»»

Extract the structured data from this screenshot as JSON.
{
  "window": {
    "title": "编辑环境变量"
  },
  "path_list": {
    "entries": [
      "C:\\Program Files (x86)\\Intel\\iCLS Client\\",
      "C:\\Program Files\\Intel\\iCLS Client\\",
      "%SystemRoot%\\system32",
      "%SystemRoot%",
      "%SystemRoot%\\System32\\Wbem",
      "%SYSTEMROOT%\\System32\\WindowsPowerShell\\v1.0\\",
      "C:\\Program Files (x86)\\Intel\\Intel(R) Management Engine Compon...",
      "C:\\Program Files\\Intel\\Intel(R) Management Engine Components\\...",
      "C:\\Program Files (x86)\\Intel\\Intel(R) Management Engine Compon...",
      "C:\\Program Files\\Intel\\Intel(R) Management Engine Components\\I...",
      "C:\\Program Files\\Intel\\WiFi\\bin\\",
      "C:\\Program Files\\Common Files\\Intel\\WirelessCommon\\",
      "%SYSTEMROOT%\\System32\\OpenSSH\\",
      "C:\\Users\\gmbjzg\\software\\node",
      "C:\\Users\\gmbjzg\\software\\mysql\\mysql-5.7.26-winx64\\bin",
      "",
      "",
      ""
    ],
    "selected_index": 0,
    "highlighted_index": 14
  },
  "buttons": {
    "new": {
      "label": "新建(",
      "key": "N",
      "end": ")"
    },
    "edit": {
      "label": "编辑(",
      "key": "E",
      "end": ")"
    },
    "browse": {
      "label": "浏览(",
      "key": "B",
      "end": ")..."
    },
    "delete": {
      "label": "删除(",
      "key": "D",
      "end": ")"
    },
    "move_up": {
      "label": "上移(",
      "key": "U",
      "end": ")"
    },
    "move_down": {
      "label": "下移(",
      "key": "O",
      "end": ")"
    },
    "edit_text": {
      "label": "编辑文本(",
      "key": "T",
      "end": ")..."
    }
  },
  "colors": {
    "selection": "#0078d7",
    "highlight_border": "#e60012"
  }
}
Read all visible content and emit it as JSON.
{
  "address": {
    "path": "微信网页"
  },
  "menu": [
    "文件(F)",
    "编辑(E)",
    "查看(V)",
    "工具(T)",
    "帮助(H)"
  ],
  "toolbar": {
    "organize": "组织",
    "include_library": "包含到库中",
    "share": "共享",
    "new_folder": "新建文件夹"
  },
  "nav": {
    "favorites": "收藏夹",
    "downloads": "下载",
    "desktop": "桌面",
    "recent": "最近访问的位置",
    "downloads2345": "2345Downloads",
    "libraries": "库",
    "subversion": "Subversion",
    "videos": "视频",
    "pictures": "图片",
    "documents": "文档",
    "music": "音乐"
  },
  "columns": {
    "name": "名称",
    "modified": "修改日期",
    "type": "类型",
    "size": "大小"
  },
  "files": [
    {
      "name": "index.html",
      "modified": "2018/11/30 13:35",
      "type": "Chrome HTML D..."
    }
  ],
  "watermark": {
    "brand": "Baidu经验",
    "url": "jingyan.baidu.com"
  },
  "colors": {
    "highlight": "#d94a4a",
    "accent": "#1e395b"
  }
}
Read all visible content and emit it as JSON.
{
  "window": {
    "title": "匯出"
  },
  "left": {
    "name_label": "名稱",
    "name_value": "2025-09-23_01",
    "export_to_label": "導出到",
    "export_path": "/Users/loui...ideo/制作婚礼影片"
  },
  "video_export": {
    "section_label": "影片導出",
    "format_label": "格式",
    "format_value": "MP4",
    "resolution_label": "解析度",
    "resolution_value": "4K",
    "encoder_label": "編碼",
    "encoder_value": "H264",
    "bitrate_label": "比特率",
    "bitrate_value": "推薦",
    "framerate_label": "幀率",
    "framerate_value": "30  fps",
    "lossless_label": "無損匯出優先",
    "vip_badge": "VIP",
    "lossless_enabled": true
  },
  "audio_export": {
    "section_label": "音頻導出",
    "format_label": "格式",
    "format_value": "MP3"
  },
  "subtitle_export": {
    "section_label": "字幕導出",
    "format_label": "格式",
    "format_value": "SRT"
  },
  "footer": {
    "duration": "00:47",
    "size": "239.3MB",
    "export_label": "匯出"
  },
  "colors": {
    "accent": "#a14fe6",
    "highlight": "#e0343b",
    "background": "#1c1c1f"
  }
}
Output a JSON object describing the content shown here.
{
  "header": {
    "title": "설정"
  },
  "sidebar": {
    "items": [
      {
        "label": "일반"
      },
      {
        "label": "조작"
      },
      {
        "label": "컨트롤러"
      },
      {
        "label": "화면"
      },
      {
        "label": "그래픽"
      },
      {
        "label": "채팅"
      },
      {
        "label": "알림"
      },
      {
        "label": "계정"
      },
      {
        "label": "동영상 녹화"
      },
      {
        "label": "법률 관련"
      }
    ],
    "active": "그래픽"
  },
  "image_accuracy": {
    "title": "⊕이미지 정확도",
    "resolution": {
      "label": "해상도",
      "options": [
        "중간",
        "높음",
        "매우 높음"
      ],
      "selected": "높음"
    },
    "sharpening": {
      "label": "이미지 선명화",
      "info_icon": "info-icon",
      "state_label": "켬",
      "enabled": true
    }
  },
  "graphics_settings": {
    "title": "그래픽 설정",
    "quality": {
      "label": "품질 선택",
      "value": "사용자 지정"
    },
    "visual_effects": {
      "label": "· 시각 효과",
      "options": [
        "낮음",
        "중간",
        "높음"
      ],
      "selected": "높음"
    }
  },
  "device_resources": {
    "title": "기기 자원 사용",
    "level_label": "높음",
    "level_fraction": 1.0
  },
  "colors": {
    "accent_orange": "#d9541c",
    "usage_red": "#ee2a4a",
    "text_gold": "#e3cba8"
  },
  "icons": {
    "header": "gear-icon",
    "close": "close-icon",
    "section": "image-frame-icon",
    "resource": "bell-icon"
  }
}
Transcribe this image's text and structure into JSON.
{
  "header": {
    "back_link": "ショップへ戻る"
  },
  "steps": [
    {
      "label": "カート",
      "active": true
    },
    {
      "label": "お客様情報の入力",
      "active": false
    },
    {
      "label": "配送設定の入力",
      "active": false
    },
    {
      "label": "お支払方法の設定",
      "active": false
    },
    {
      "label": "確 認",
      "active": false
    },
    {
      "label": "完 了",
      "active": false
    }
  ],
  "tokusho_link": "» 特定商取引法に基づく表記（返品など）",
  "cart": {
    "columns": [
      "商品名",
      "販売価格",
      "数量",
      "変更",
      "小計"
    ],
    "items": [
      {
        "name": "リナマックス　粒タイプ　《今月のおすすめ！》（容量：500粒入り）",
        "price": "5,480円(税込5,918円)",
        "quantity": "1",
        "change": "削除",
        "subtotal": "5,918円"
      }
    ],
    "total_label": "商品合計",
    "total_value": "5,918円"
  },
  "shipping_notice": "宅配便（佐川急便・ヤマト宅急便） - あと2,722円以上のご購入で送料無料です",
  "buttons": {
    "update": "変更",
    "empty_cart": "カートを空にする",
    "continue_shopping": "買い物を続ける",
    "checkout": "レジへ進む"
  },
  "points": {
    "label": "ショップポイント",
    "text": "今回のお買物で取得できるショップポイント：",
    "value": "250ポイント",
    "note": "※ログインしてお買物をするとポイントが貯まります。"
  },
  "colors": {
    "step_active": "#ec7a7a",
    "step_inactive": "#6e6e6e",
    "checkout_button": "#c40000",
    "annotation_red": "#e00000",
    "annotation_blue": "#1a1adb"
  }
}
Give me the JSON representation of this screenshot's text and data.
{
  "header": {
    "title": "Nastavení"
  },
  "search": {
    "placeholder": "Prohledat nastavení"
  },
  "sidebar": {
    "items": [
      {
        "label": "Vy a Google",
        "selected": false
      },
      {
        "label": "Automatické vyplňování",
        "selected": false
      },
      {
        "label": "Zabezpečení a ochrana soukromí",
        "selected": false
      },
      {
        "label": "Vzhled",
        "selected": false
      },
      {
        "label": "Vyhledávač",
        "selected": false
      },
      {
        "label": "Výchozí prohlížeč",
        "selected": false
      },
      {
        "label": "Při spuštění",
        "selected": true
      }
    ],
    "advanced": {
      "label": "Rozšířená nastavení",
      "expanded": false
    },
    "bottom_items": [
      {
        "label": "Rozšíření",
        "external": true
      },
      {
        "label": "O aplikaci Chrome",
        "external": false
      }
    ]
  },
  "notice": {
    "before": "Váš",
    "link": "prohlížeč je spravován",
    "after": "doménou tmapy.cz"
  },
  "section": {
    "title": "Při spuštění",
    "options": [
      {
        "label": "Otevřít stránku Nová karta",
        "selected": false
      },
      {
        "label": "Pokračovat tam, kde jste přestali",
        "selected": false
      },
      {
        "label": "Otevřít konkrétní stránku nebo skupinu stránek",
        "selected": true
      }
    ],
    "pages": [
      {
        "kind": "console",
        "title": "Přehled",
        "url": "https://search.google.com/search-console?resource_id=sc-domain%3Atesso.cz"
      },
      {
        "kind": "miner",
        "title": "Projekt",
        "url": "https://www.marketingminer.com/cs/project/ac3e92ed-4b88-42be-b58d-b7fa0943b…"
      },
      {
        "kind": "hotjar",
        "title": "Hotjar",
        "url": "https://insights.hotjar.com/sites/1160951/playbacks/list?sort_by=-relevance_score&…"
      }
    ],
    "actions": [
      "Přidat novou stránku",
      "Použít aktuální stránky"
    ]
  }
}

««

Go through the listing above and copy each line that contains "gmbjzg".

      "C:\\Users\\gmbjzg\\software\\node",
      "C:\\Users\\gmbjzg\\software\\mysql\\mysql-5.7.26-winx64\\bin",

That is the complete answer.